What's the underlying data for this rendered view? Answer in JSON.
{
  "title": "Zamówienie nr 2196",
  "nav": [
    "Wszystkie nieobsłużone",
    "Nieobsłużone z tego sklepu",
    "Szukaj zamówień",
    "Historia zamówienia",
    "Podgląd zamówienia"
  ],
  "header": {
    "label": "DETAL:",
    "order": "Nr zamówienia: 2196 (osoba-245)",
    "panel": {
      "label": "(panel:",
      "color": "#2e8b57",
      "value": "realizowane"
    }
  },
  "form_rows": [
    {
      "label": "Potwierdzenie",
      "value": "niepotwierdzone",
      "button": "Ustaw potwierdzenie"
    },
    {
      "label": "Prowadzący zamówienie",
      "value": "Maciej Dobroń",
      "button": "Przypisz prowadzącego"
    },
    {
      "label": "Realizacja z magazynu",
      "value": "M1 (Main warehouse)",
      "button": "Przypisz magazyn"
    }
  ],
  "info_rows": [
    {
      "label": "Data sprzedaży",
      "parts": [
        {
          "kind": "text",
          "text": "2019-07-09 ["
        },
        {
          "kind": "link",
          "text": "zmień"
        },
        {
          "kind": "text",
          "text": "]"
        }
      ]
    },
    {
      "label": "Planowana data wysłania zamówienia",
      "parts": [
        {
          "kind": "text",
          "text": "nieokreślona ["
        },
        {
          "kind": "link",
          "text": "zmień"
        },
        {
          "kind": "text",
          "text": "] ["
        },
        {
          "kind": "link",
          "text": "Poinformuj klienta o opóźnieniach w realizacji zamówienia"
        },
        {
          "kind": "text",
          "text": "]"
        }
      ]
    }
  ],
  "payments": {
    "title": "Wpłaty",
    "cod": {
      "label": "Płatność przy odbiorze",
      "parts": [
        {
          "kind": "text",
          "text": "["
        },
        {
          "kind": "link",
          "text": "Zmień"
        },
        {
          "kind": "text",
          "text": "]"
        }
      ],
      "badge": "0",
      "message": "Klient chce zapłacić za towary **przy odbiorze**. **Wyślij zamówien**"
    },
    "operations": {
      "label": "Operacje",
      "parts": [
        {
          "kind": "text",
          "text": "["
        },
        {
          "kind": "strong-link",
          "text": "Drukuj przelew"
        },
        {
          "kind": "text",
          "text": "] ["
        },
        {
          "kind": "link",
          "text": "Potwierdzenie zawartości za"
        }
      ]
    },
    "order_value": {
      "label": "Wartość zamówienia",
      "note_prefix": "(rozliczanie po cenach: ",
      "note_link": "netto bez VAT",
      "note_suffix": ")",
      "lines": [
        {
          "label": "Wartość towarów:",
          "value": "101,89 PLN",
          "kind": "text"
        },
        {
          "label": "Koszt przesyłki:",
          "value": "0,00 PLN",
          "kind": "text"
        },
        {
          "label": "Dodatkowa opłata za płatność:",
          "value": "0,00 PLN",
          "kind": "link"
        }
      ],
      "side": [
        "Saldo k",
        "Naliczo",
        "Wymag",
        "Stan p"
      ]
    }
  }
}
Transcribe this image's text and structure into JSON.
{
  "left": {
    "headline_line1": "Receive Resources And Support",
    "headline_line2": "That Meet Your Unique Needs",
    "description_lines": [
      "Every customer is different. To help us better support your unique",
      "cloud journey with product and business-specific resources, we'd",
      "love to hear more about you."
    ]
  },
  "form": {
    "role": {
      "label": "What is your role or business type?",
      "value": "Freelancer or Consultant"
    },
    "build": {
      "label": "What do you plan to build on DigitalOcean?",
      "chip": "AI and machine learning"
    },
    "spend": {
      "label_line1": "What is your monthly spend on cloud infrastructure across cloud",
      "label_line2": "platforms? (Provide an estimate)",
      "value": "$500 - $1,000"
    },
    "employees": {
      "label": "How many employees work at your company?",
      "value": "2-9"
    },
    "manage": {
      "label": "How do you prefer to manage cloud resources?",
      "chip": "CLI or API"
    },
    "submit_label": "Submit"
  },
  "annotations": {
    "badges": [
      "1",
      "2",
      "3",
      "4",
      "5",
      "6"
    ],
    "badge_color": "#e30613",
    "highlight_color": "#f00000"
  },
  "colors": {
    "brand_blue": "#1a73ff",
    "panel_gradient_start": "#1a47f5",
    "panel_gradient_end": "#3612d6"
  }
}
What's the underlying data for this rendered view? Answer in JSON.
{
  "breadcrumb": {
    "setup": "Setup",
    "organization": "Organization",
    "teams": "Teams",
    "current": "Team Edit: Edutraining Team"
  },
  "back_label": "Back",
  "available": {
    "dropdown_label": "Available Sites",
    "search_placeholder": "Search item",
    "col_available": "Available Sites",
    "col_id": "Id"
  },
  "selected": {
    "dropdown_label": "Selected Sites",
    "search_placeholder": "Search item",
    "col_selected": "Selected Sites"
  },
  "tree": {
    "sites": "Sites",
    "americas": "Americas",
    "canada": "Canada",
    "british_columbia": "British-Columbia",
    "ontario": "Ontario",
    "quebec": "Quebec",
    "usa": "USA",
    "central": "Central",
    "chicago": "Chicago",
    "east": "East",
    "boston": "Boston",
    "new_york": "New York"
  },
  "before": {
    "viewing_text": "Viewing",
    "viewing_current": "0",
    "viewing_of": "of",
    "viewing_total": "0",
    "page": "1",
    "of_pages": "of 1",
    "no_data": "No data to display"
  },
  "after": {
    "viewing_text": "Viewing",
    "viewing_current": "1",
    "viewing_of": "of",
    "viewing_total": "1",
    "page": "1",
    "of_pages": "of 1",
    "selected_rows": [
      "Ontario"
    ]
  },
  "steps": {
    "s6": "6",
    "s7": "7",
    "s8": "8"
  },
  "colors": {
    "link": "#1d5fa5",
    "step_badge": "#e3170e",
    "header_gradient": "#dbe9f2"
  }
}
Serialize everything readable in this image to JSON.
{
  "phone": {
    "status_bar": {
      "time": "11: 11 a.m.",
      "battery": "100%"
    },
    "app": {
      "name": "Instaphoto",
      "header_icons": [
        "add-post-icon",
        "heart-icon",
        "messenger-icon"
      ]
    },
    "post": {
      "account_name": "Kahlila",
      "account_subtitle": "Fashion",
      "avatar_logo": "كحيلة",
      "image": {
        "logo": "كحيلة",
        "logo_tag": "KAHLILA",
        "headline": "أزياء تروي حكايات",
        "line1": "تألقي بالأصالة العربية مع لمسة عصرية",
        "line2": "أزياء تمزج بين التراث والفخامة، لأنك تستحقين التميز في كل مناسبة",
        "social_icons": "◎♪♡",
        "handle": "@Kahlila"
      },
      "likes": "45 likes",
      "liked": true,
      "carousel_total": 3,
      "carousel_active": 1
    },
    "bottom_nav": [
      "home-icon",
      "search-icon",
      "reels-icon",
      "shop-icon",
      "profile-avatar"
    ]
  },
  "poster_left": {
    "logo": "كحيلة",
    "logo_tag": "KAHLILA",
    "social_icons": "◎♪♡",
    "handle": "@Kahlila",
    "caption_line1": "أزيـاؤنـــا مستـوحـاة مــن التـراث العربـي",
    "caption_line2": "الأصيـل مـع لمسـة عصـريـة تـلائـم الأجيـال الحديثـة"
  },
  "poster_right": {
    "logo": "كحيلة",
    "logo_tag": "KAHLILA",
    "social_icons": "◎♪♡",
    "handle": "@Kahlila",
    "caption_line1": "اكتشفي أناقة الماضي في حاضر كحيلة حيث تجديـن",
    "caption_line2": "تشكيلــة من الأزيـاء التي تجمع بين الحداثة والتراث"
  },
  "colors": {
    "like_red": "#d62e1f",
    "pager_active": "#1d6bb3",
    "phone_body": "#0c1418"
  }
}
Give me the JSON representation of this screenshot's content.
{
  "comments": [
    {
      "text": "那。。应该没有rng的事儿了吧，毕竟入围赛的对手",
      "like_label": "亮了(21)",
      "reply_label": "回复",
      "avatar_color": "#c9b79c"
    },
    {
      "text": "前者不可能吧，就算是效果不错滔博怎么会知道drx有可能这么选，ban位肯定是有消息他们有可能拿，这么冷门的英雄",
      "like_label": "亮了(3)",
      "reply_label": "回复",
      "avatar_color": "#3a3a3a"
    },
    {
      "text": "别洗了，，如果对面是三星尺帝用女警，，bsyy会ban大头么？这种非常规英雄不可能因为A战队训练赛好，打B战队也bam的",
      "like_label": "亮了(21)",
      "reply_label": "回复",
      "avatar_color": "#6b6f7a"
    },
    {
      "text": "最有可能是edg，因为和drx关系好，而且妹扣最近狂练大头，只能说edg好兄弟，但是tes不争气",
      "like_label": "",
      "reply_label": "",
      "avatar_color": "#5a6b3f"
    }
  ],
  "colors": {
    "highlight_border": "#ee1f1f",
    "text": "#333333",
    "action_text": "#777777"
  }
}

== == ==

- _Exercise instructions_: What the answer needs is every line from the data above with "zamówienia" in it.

- _Output of the task_:
    "Historia zamówienia",
    "Podgląd zamówienia"
    "order": "Nr zamówienia: 2196 (osoba-245)",
      "label": "Planowana data wysłania zamówienia",
          "text": "Poinformuj klienta o opóźnieniach w realizacji zamówienia"
      "label": "Wartość zamówienia",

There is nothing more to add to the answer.